What about the math prompt on the SIS?  The last three years have seen the addition of a complex math problem on the SIS.  Inspiring Test Preparation’s Youtube channel has explanations to two of the problems and a third is on the “drawing board”.  Check out the videos there and then seek out other videos online for similar challenging problems.


What can you do with Inspiring Test Preparation?

Take our free at home math test for an first look at how well you do compared to the competition.

Sign up for a free 25-minute consultation to see what you need to do to get ready.

Come to our math drills on Tuesdays starting in February 2019.

Enroll in our geometry review/preview class the summer of 2019 — date to be announced.

Get essay writing instruction with Dr. Weinstein.

Enroll in one of our fall comprehensive TJ preparation courses.

Take our one-day SIS workshop in January.

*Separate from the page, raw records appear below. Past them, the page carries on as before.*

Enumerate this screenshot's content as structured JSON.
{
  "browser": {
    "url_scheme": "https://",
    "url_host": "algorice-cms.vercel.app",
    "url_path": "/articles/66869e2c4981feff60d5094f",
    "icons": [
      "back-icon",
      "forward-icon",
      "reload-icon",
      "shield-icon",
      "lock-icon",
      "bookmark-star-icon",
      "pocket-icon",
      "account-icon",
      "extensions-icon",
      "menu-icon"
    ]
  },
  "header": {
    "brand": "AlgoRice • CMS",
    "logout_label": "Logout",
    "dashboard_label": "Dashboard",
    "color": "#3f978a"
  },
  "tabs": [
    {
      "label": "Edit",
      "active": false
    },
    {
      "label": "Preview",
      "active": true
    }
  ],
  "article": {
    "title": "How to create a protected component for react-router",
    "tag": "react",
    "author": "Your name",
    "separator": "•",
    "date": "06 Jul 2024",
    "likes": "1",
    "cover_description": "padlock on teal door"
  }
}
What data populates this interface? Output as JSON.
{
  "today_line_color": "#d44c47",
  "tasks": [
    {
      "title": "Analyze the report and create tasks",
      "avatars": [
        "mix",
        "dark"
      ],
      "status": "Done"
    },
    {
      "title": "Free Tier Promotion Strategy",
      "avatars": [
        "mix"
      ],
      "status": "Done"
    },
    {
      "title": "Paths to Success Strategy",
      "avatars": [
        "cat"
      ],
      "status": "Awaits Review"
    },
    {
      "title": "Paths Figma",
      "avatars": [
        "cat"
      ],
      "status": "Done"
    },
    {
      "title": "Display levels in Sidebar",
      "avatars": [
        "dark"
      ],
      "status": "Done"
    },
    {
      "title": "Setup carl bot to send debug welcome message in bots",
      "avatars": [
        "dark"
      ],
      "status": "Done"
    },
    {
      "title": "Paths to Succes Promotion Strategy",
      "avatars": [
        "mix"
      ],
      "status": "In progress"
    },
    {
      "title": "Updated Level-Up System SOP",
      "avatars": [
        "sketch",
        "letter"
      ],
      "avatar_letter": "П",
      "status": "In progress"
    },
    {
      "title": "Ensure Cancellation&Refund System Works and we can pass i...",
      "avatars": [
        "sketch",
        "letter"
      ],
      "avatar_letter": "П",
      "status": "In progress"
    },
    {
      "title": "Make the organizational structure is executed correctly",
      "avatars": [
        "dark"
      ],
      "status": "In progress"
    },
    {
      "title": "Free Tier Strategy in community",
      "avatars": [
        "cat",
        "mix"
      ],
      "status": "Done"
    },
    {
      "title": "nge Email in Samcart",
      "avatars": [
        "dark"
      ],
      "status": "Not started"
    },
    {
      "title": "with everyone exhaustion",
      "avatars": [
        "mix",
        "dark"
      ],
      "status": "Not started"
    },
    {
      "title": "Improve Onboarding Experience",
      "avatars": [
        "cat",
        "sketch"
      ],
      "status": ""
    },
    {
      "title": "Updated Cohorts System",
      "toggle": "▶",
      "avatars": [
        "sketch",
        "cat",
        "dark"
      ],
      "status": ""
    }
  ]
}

Take our 3-hour diagnostic quant q, science, and reading test.  Call Kate at 703-203-5796 to schedule.  $100 fee.


Geometry Crash Course for Early August

Is your lack of geometry hurting you on high school admissions tests?

Take our four-day crash course to preview/review essential elements for tests such as the SSAT, TJ admissions, HSPT, and ISEE.
Homework sets included to reinforce class instruction.
Class is 7-8:30pm Monday through Thursday, August 6-9, 2018.
Cost: $290
Instructor: Caroline Hesse

To see the course description or to register click here.

For ongoing practice throughout the summer, come to our reading, science, and math skill building drill classes.


Finally!! A Summer ACT in July

For years, students and parents complained that there were no ACT or SAT test dates for the summer.  For years, our summers were spent chillin’ at the beach.  Over the last few years, however, there has been a drastic change.  More and more students have been getting a jump start on prep during the summer between sophomore and junior year. Last year, the College Board responded to the pent up demand for summer testing dates by offering an SAT in late August  (at the same time removing the late January test date from its calendar).

Not to be outdone, the people behind the ACT are rolling out a mid-July 2018 test.  For the first time,  students who prefer the ACT can take the test on Saturday, July 14.

Here is where Inspiring Test Prep comes in.  We have scheduled a three-week course to prep for that July test date.  The class meets Monday-Thursday, the weeks starting June 18, June 25, (we skip the week of July 4), and July 9.

Take advantage of our special introductory pricing: sign up now and pay later and still get $200 discount of course price. Regular price: $1,195.

Your price: $995.

Delay no longer.  Take action today and click the link to sign up.

Call Kate at 703-203-5796 to schedule the diagnostic test.